Thank you for completing our questionnaire, which the Steering Committee carefully considered. We also thank you for your willingness to serve our community and your efforts to improve the lives of our fellow citizens. While we are not endorsing you at this time, we welcome the opportunity to work with you in the future to help bring about a more equitable and just society for all. Unless you object, we will be adding you to our email list, if you’re not already on it, so you’ll continue to be informed about our positions and issues. (If you’d rather not be added to our email list, please let us know.)
Del. Anne Kaiser shared with me her reply:
Thanks for your email. I must admit that I am a little confused by it, and would hate for you to inadvertently misinform your members. I find it curious that you mention that you have “carefully considered” my questionnaire: I did not submit one for your consideration.
I am a proud progressive, who in my 12 years in office has been on the vanguard of the progressive movement in the State of Maryland. I have been a key leader on issues including: making the Dream Act a reality, supporting tougher gun laws, raising the minimum wage, promoting transgender and marriage equality, repealing the death penalty, advocating for clean energy and the protection of our bay. I am a passionate supporter of our unionized brothers and sisters and fiercely fought for their collective bargaining rights. As a member of the Ways & Means committee I have worked tirelessly to make our tax code fairer for all and as chair of the Education Subcommittee, I have advocated and promoted policies to enhance our nation leading K-12 system.
I hope that you’ll carefully consider the points that I have made when communicating my position, more honestly, to your members.
NARAL Pro-Choice Maryland PAC sent me the following statement in response to the earlier post on Seventh State regarding their endorsements in District 18:
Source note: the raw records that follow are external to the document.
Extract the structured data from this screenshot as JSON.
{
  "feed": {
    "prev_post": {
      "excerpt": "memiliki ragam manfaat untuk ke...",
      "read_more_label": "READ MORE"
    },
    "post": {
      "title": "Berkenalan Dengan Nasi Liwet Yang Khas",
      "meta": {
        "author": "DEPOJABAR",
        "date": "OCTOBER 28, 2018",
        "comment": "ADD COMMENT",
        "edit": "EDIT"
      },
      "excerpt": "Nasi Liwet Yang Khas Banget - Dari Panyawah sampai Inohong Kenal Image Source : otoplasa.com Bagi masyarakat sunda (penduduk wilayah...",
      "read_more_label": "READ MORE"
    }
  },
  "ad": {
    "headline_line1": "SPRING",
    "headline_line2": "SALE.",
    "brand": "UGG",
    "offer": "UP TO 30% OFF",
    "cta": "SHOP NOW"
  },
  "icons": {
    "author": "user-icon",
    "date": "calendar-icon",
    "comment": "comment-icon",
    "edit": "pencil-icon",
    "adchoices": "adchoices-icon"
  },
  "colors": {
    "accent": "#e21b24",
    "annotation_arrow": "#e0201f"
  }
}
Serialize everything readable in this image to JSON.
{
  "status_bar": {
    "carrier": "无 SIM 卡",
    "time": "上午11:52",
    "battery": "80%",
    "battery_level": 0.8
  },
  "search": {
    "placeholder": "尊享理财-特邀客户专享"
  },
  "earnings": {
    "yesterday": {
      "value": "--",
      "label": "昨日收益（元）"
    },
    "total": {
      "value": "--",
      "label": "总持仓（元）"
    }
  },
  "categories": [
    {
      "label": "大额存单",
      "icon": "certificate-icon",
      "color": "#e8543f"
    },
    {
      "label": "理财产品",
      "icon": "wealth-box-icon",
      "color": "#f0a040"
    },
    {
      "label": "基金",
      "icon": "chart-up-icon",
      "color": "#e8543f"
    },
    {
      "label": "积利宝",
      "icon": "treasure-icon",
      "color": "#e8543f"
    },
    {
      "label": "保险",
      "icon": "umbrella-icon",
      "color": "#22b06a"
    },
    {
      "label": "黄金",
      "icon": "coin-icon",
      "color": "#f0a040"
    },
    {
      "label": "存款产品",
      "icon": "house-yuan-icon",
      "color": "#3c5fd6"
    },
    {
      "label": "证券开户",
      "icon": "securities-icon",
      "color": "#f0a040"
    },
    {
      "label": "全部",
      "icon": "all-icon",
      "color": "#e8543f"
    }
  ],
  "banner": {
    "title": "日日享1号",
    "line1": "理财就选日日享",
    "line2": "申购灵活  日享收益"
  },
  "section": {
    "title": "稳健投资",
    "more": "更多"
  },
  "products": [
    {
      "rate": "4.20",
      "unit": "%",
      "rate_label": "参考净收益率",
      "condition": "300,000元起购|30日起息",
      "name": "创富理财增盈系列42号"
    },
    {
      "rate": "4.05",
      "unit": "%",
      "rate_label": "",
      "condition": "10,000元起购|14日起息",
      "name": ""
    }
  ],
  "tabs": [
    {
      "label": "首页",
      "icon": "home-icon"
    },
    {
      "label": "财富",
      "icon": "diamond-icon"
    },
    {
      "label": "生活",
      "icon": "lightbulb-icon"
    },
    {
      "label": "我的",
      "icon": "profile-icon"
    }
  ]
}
The NPCM PAC recently made a clerical error that had a large and unfortunate impact. We understand the magnitude of our error and apologize for the confusion it has caused. We have reached out to each of the candidates, including Ms. Natali Fani-Gonzalez. The NARAL PAC board endorsed the incumbent candidates from District 18. We mistakenly issued an endorsement to a fourth candidate who was intended to receive a 100% Pro-Choice rating, which is used for candidates who do not receive an endorsement but reflects their Pro-Choice values.
I would have been very surprised if the PAC had not endorsed the incumbents, as they all are very supportive of reproductive freedom and I am not aware of any actions they have taken that would cause disgruntlement from NARAL Pro-Choice Maryland.
When I received, Natali Fani-Gonzalez’s communication, I thought perhaps their PAC had intended to endorse her either as a fourth candidate or in place of one of the incumbents because they thought she would be an exceptionally strong leader on the issue.
You can read Natali Fani-Gonzalez’s thoughts on the matter as well as the PAC’s response above and draw your own conclusions.
A few days ago, a one of three Democratic primary voter reached out to me to with some mildly interesting news: they had received a live telephone survey testing positive and negative messages regarding Jordan Cooper’s candidacy in the District 16 delegate race.
My educated guess would be that the poll is from Jordan Cooper’s campaign since any other candidate polling would not have focused on him, or at least also asked questions about Marc Korman, Hrant Jamgochian, Ariana Kelly and Bill Frick.
Except that Jordan Cooper says he did not do the poll. At any rate, it should make him feel good that someone is taking him very seriously. I guess we’ll see when the next campaign finance reports come out.